>>>>>

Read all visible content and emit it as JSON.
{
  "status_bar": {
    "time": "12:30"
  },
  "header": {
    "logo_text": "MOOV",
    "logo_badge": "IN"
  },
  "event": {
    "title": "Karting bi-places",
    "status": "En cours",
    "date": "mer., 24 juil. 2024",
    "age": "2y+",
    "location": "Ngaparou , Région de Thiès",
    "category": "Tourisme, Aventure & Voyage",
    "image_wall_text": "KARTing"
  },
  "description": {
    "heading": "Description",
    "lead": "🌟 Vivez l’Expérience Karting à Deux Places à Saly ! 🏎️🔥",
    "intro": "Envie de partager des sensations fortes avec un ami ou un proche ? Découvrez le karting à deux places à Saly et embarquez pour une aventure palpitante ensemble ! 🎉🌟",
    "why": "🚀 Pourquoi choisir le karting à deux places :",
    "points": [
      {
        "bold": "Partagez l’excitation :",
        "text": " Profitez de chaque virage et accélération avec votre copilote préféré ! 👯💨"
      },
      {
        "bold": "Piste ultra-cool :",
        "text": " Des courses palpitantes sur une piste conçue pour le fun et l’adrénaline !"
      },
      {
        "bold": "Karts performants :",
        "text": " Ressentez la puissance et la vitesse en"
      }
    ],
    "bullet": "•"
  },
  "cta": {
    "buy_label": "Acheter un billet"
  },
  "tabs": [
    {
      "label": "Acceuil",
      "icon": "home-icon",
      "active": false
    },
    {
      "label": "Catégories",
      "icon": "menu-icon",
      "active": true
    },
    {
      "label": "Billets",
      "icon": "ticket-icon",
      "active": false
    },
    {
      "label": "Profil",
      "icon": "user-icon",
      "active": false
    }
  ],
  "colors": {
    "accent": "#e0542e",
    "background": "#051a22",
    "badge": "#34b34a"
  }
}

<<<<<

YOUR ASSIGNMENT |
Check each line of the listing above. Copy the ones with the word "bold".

RESPONSE TO THE EXERCISE |
        "bold": "Partagez l’excitation :",
        "bold": "Piste ultra-cool :",
        "bold": "Karts performants :",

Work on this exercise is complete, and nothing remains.